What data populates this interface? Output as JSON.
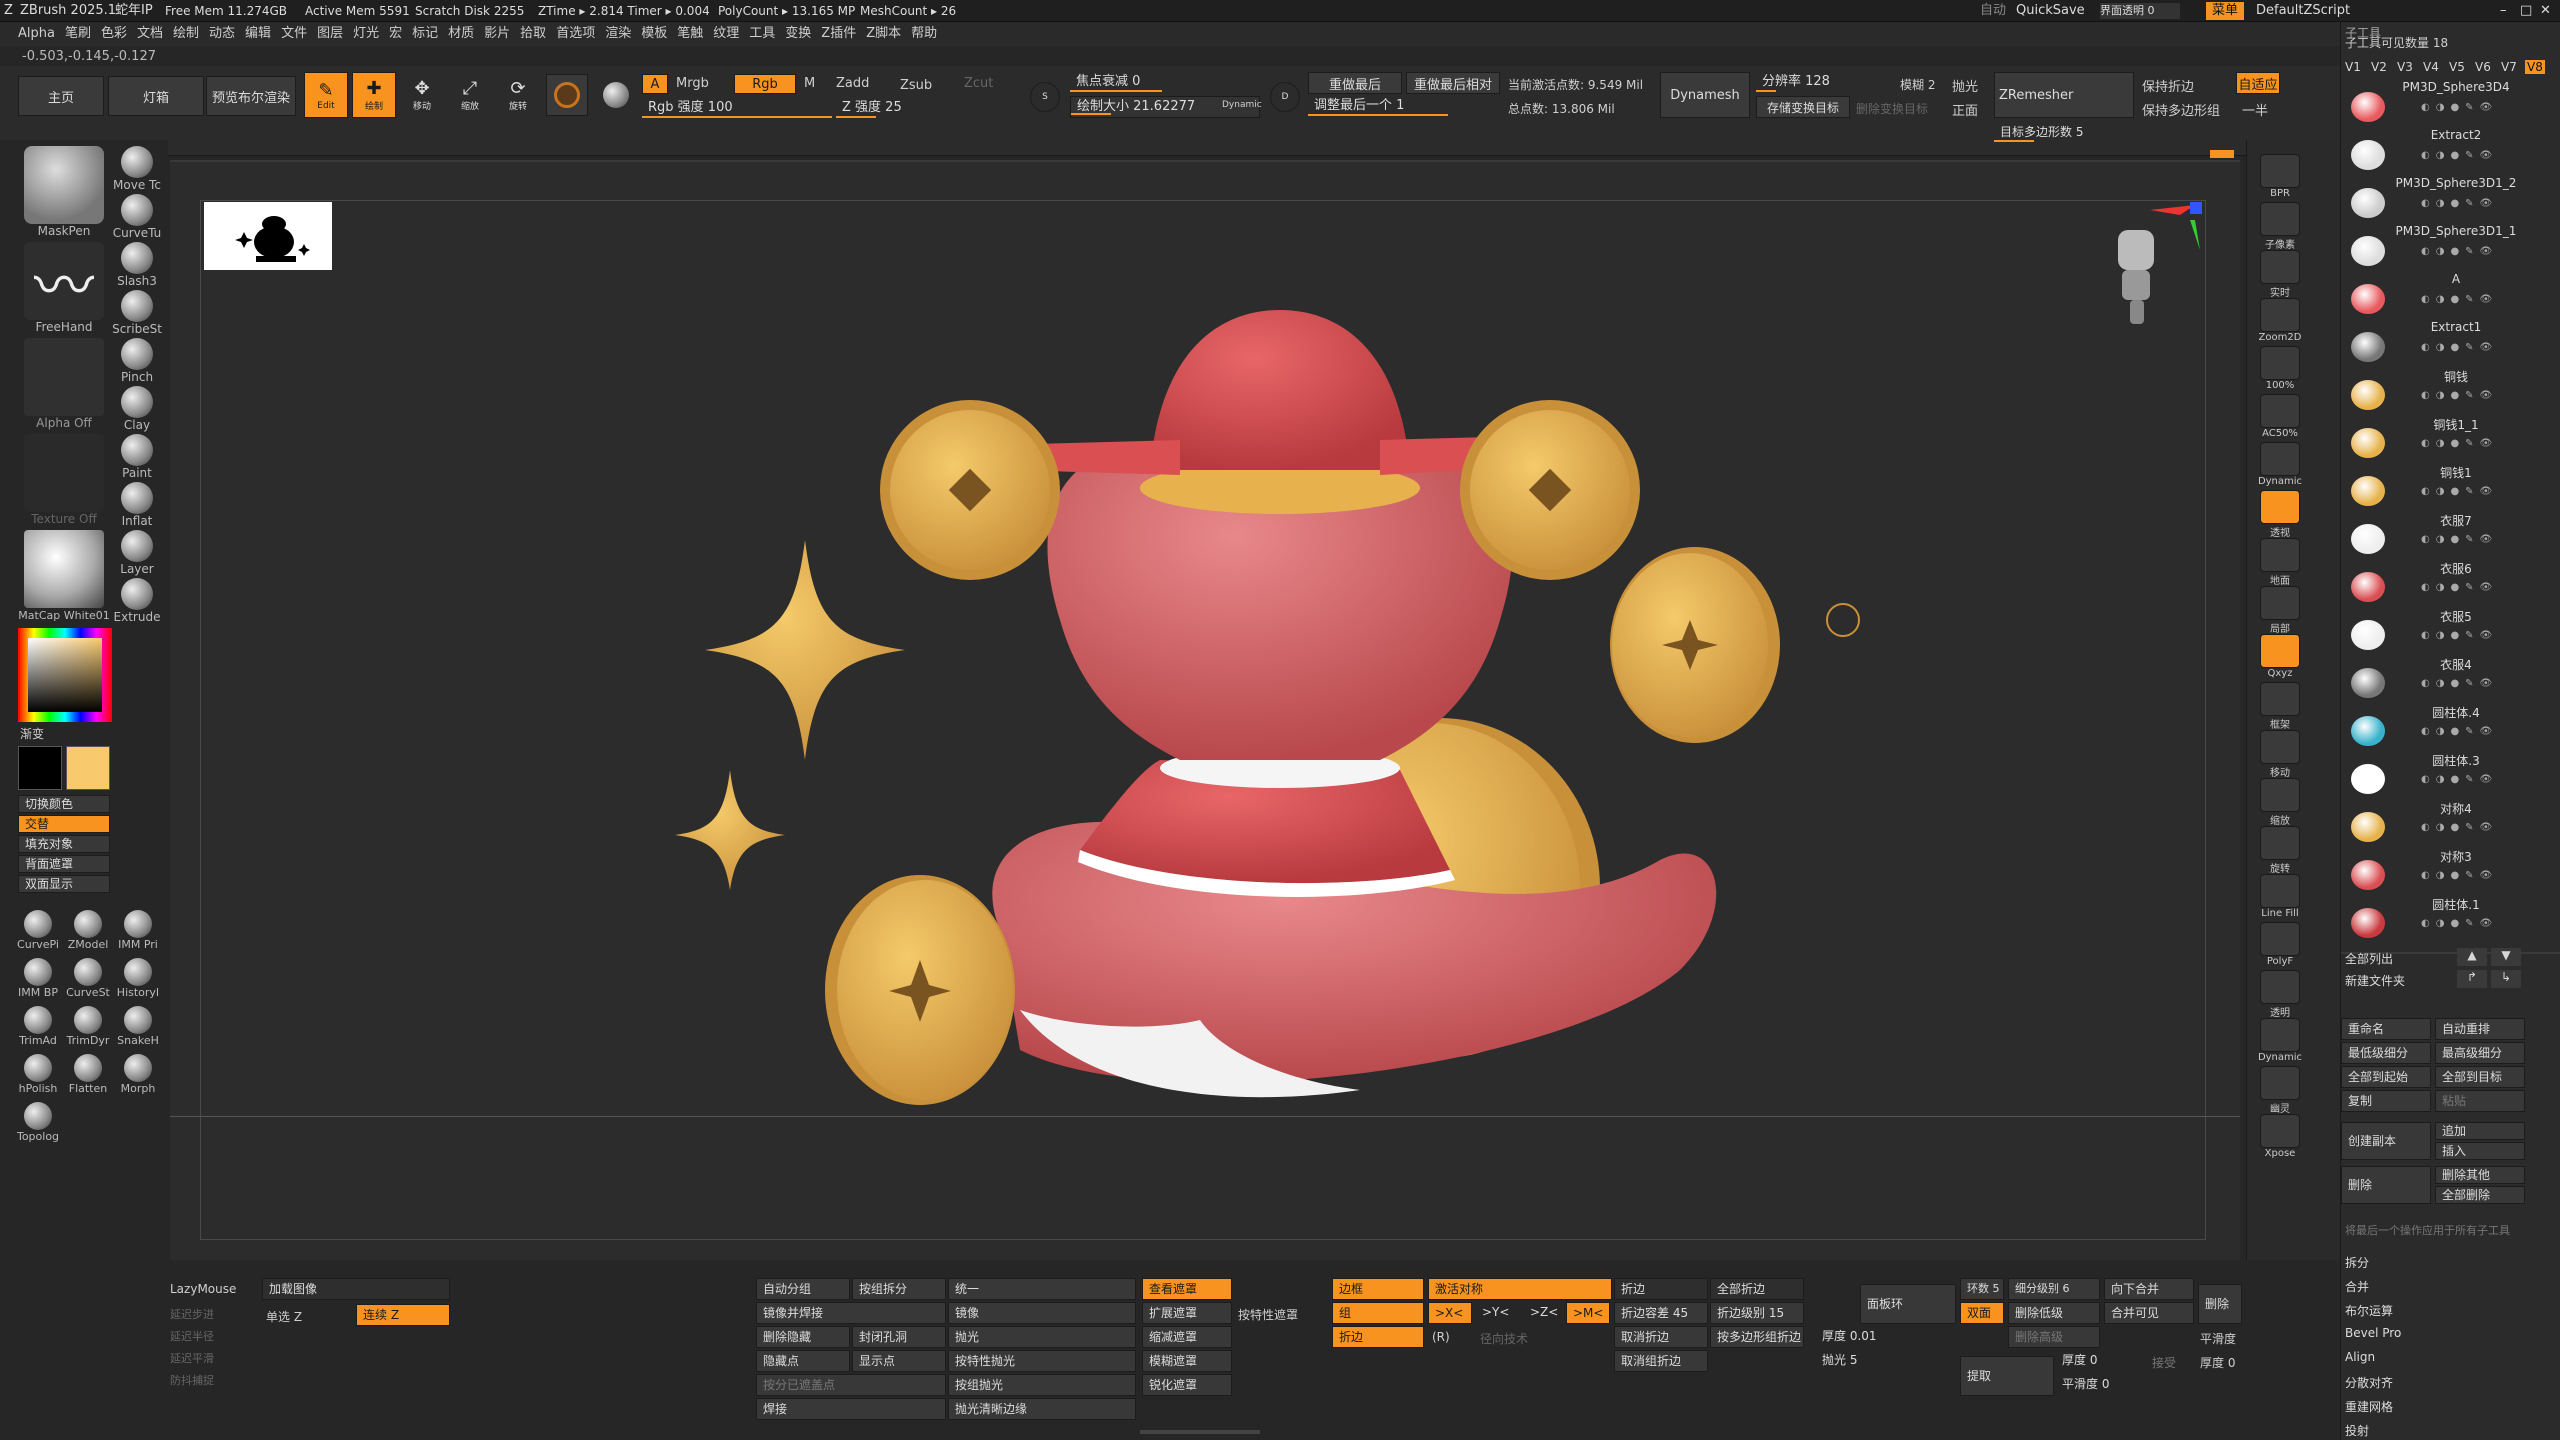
{
  "titlebar": {
    "app": "ZBrush 2025.1",
    "project": "蛇年IP",
    "stats": [
      "Free Mem 11.274GB",
      "Active Mem 5591",
      "Scratch Disk 2255",
      "ZTime ▸ 2.814 Timer ▸ 0.004",
      "PolyCount ▸ 13.165 MP",
      "MeshCount ▸ 26"
    ],
    "auto": "自动",
    "quicksave": "QuickSave",
    "transparency": "界面透明 0",
    "menu": "菜单",
    "script": "DefaultZScript"
  },
  "menu": [
    "Alpha",
    "笔刷",
    "色彩",
    "文档",
    "绘制",
    "动态",
    "编辑",
    "文件",
    "图层",
    "灯光",
    "宏",
    "标记",
    "材质",
    "影片",
    "拾取",
    "首选项",
    "渲染",
    "模板",
    "笔触",
    "纹理",
    "工具",
    "变换",
    "Z插件",
    "Z脚本",
    "帮助"
  ],
  "coords": "-0.503,-0.145,-0.127",
  "shelf": {
    "home": "主页",
    "lightbox": "灯箱",
    "bpr": "预览布尔渲染",
    "edit": "Edit",
    "draw": "绘制",
    "move": "移动",
    "scale": "缩放",
    "rotate": "旋转",
    "a": "A",
    "mrgb": "Mrgb",
    "rgb": "Rgb",
    "m": "M",
    "zadd": "Zadd",
    "zsub": "Zsub",
    "zcut": "Zcut",
    "rgb_intensity": "Rgb 强度 100",
    "z_intensity": "Z 强度 25",
    "focal": "焦点衰减 0",
    "draw_size": "绘制大小 21.62277",
    "dynamic": "Dynamic",
    "s": "S",
    "d": "D",
    "replay_last": "重做最后",
    "replay_rel": "重做最后相对",
    "adjust_last": "调整最后一个 1",
    "active_points": "当前激活点数: 9.549 Mil",
    "total_points": "总点数: 13.806 Mil",
    "dynamesh": "Dynamesh",
    "resolution": "分辨率 128",
    "blur": "模糊 2",
    "polish": "抛光",
    "store_morph": "存储变换目标",
    "del_morph": "删除变换目标",
    "front": "正面",
    "zremesher": "ZRemesher",
    "keep_creases": "保持折边",
    "keep_groups": "保持多边形组",
    "adaptive": "自适应",
    "half": "一半",
    "target_poly": "目标多边形数 5"
  },
  "left": {
    "brushes": [
      {
        "name": "MaskPen"
      },
      {
        "name": "Move Tc"
      },
      {
        "name": "CurveTu"
      },
      {
        "name": "FreeHand"
      },
      {
        "name": "Slash3"
      },
      {
        "name": "ScribeSt"
      },
      {
        "name": "Alpha Off"
      },
      {
        "name": "Pinch"
      },
      {
        "name": "Clay"
      },
      {
        "name": "Texture Off"
      },
      {
        "name": "Paint"
      },
      {
        "name": "Inflat"
      },
      {
        "name": "MatCap White01"
      },
      {
        "name": "Layer"
      },
      {
        "name": "Extrude"
      }
    ],
    "gradient": "渐变",
    "switch_color": "切换颜色",
    "alternate": "交替",
    "fill_object": "填充对象",
    "backface_mask": "背面遮罩",
    "double_sided": "双面显示",
    "tools": [
      "CurvePi",
      "ZModel",
      "IMM Pri",
      "IMM BP",
      "CurveSt",
      "HistoryI",
      "TrimAd",
      "TrimDyr",
      "SnakeH",
      "hPolish",
      "Flatten",
      "Morph",
      "Topolog"
    ]
  },
  "rightdock": [
    "BPR",
    "子像素",
    "实时",
    "Zoom2D",
    "100%",
    "AC50%",
    "Dynamic",
    "透视",
    "地面",
    "局部",
    "Qxyz",
    "框架",
    "移动",
    "缩放",
    "旋转",
    "Line Fill",
    "PolyF",
    "透明",
    "Dynamic",
    "幽灵",
    "Xpose"
  ],
  "subtools": {
    "header": "子工具",
    "count_label": "子工具可见数量 18",
    "versions": [
      "V1",
      "V2",
      "V3",
      "V4",
      "V5",
      "V6",
      "V7",
      "V8"
    ],
    "items": [
      "PM3D_Sphere3D4",
      "Extract2",
      "PM3D_Sphere3D1_2",
      "PM3D_Sphere3D1_1",
      "A",
      "Extract1",
      "铜钱",
      "铜钱1_1",
      "铜钱1",
      "衣服7",
      "衣服6",
      "衣服5",
      "衣服4",
      "圆柱体.4",
      "圆柱体.3",
      "对称4",
      "对称3",
      "圆柱体.1"
    ],
    "list_all": "全部列出",
    "new_folder": "新建文件夹",
    "rename": "重命名",
    "auto_reorder": "自动重排",
    "lowest_sub": "最低级细分",
    "highest_sub": "最高级细分",
    "all_low": "全部到起始",
    "all_high": "全部到目标",
    "copy": "复制",
    "paste": "粘贴",
    "create_copy": "创建副本",
    "append": "追加",
    "insert": "插入",
    "delete": "删除",
    "del_other": "删除其他",
    "del_all": "全部删除",
    "apply_hint": "将最后一个操作应用于所有子工具",
    "sections": [
      "拆分",
      "合并",
      "布尔运算",
      "Bevel Pro",
      "Align",
      "分散对齐",
      "重建网格",
      "投射"
    ]
  },
  "bottom": {
    "lazymouse": "LazyMouse",
    "load_image": "加载图像",
    "lazy_step": "延迟步进",
    "lazy_radius": "延迟半径",
    "lazy_smooth": "延迟平滑",
    "lazy_snap": "防抖捕捉",
    "single_z": "单选 Z",
    "continuous_z": "连续 Z",
    "auto_groups": "自动分组",
    "split_groups": "按组拆分",
    "unify": "统一",
    "mirror_weld": "镜像并焊接",
    "close_holes": "封闭孔洞",
    "mirror": "镜像",
    "del_hidden": "删除隐藏",
    "polish": "抛光",
    "hide_pts": "隐藏点",
    "show_pts": "显示点",
    "feature_polish": "按特性抛光",
    "group_polish": "按组抛光",
    "merge_groups": "按分已遮盖点",
    "crisp_polish": "抛光清晰边缘",
    "weld": "焊接",
    "view_mask": "查看遮罩",
    "grow_mask": "扩展遮罩",
    "shrink_mask": "缩减遮罩",
    "blur_mask": "模糊遮罩",
    "sharpen_mask": "锐化遮罩",
    "feature_mask": "按特性遮罩",
    "border": "边框",
    "group": "组",
    "crease": "折边",
    "activate_sym": "激活对称",
    "x_axis": ">X<",
    "y_axis": ">Y<",
    "z_axis": ">Z<",
    "m_axis": ">M<",
    "r": "(R)",
    "radial": "径向技术",
    "crease_btn": "折边",
    "crease_all": "全部折边",
    "crease_tol": "折边容差 45",
    "crease_level": "折边级别 15",
    "uncrease": "取消折边",
    "crease_pg": "按多边形组折边",
    "uncrease_all": "取消组折边",
    "panel_loops": "面板环",
    "loops": "环数 5",
    "subdiv": "细分级别 6",
    "merge_down": "向下合并",
    "double": "双面",
    "del_lower": "删除低级",
    "del_higher": "删除高级",
    "merge_visible": "合并可见",
    "delete": "删除",
    "thickness": "厚度 0.01",
    "polish_val": "抛光 5",
    "extract": "提取",
    "thickness2": "厚度 0",
    "accept": "接受",
    "smooth": "平滑度",
    "smooth_val": "平滑度 0",
    "thickness3": "厚度 0"
  },
  "colors": {
    "accent": "#f7931e",
    "secondary": "#f9c96e",
    "model_red": "#d94f52",
    "coin_gold": "#e7b24d"
  }
}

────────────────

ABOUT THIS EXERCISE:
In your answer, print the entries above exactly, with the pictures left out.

TASK OUTPUT:
What data populates this interface? Output as JSON.
{
  "titlebar": {
    "app": "ZBrush 2025.1",
    "project": "蛇年IP",
    "stats": [
      "Free Mem 11.274GB",
      "Active Mem 5591",
      "Scratch Disk 2255",
      "ZTime ▸ 2.814 Timer ▸ 0.004",
      "PolyCount ▸ 13.165 MP",
      "MeshCount ▸ 26"
    ],
    "auto": "自动",
    "quicksave": "QuickSave",
    "transparency": "界面透明 0",
    "menu": "菜单",
    "script": "DefaultZScript"
  },
  "menu": [
    "Alpha",
    "笔刷",
    "色彩",
    "文档",
    "绘制",
    "动态",
    "编辑",
    "文件",
    "图层",
    "灯光",
    "宏",
    "标记",
    "材质",
    "影片",
    "拾取",
    "首选项",
    "渲染",
    "模板",
    "笔触",
    "纹理",
    "工具",
    "变换",
    "Z插件",
    "Z脚本",
    "帮助"
  ],
  "coords": "-0.503,-0.145,-0.127",
  "shelf": {
    "home": "主页",
    "lightbox": "灯箱",
    "bpr": "预览布尔渲染",
    "edit": "Edit",
    "draw": "绘制",
    "move": "移动",
    "scale": "缩放",
    "rotate": "旋转",
    "a": "A",
    "mrgb": "Mrgb",
    "rgb": "Rgb",
    "m": "M",
    "zadd": "Zadd",
    "zsub": "Zsub",
    "zcut": "Zcut",
    "rgb_intensity": "Rgb 强度 100",
    "z_intensity": "Z 强度 25",
    "focal": "焦点衰减 0",
    "draw_size": "绘制大小 21.62277",
    "dynamic": "Dynamic",
    "s": "S",
    "d": "D",
    "replay_last": "重做最后",
    "replay_rel": "重做最后相对",
    "adjust_last": "调整最后一个 1",
    "active_points": "当前激活点数: 9.549 Mil",
    "total_points": "总点数: 13.806 Mil",
    "dynamesh": "Dynamesh",
    "resolution": "分辨率 128",
    "blur": "模糊 2",
    "polish": "抛光",
    "store_morph": "存储变换目标",
    "del_morph": "删除变换目标",
    "front": "正面",
    "zremesher": "ZRemesher",
    "keep_creases": "保持折边",
    "keep_groups": "保持多边形组",
    "adaptive": "自适应",
    "half": "一半",
    "target_poly": "目标多边形数 5"
  },
  "left": {
    "brushes": [
      {
        "name": "MaskPen"
      },
      {
        "name": "Move Tc"
      },
      {
        "name": "CurveTu"
      },
      {
        "name": "FreeHand"
      },
      {
        "name": "Slash3"
      },
      {
        "name": "ScribeSt"
      },
      {
        "name": "Alpha Off"
      },
      {
        "name": "Pinch"
      },
      {
        "name": "Clay"
      },
      {
        "name": "Texture Off"
      },
      {
        "name": "Paint"
      },
      {
        "name": "Inflat"
      },
      {
        "name": "MatCap White01"
      },
      {
        "name": "Layer"
      },
      {
        "name": "Extrude"
      }
    ],
    "gradient": "渐变",
    "switch_color": "切换颜色",
    "alternate": "交替",
    "fill_object": "填充对象",
    "backface_mask": "背面遮罩",
    "double_sided": "双面显示",
    "tools": [
      "CurvePi",
      "ZModel",
      "IMM Pri",
      "IMM BP",
      "CurveSt",
      "HistoryI",
      "TrimAd",
      "TrimDyr",
      "SnakeH",
      "hPolish",
      "Flatten",
      "Morph",
      "Topolog"
    ]
  },
  "rightdock": [
    "BPR",
    "子像素",
    "实时",
    "Zoom2D",
    "100%",
    "AC50%",
    "Dynamic",
    "透视",
    "地面",
    "局部",
    "Qxyz",
    "框架",
    "移动",
    "缩放",
    "旋转",
    "Line Fill",
    "PolyF",
    "透明",
    "Dynamic",
    "幽灵",
    "Xpose"
  ],
  "subtools": {
    "header": "子工具",
    "count_label": "子工具可见数量 18",
    "versions": [
      "V1",
      "V2",
      "V3",
      "V4",
      "V5",
      "V6",
      "V7",
      "V8"
    ],
    "items": [
      "PM3D_Sphere3D4",
      "Extract2",
      "PM3D_Sphere3D1_2",
      "PM3D_Sphere3D1_1",
      "A",
      "Extract1",
      "铜钱",
      "铜钱1_1",
      "铜钱1",
      "衣服7",
      "衣服6",
      "衣服5",
      "衣服4",
      "圆柱体.4",
      "圆柱体.3",
      "对称4",
      "对称3",
      "圆柱体.1"
    ],
    "list_all": "全部列出",
    "new_folder": "新建文件夹",
    "rename": "重命名",
    "auto_reorder": "自动重排",
    "lowest_sub": "最低级细分",
    "highest_sub": "最高级细分",
    "all_low": "全部到起始",
    "all_high": "全部到目标",
    "copy": "复制",
    "paste": "粘贴",
    "create_copy": "创建副本",
    "append": "追加",
    "insert": "插入",
    "delete": "删除",
    "del_other": "删除其他",
    "del_all": "全部删除",
    "apply_hint": "将最后一个操作应用于所有子工具",
    "sections": [
      "拆分",
      "合并",
      "布尔运算",
      "Bevel Pro",
      "Align",
      "分散对齐",
      "重建网格",
      "投射"
    ]
  },
  "bottom": {
    "lazymouse": "LazyMouse",
    "load_image": "加载图像",
    "lazy_step": "延迟步进",
    "lazy_radius": "延迟半径",
    "lazy_smooth": "延迟平滑",
    "lazy_snap": "防抖捕捉",
    "single_z": "单选 Z",
    "continuous_z": "连续 Z",
    "auto_groups": "自动分组",
    "split_groups": "按组拆分",
    "unify": "统一",
    "mirror_weld": "镜像并焊接",
    "close_holes": "封闭孔洞",
    "mirror": "镜像",
    "del_hidden": "删除隐藏",
    "polish": "抛光",
    "hide_pts": "隐藏点",
    "show_pts": "显示点",
    "feature_polish": "按特性抛光",
    "group_polish": "按组抛光",
    "merge_groups": "按分已遮盖点",
    "crisp_polish": "抛光清晰边缘",
    "weld": "焊接",
    "view_mask": "查看遮罩",
    "grow_mask": "扩展遮罩",
    "shrink_mask": "缩减遮罩",
    "blur_mask": "模糊遮罩",
    "sharpen_mask": "锐化遮罩",
    "feature_mask": "按特性遮罩",
    "border": "边框",
    "group": "组",
    "crease": "折边",
    "activate_sym": "激活对称",
    "x_axis": ">X<",
    "y_axis": ">Y<",
    "z_axis": ">Z<",
    "m_axis": ">M<",
    "r": "(R)",
    "radial": "径向技术",
    "crease_btn": "折边",
    "crease_all": "全部折边",
    "crease_tol": "折边容差 45",
    "crease_level": "折边级别 15",
    "uncrease": "取消折边",
    "crease_pg": "按多边形组折边",
    "uncrease_all": "取消组折边",
    "panel_loops": "面板环",
    "loops": "环数 5",
    "subdiv": "细分级别 6",
    "merge_down": "向下合并",
    "double": "双面",
    "del_lower": "删除低级",
    "del_higher": "删除高级",
    "merge_visible": "合并可见",
    "delete": "删除",
    "thickness": "厚度 0.01",
    "polish_val": "抛光 5",
    "extract": "提取",
    "thickness2": "厚度 0",
    "accept": "接受",
    "smooth": "平滑度",
    "smooth_val": "平滑度 0",
    "thickness3": "厚度 0"
  },
  "colors": {
    "accent": "#f7931e",
    "secondary": "#f9c96e",
    "model_red": "#d94f52",
    "coin_gold": "#e7b24d"
  }
}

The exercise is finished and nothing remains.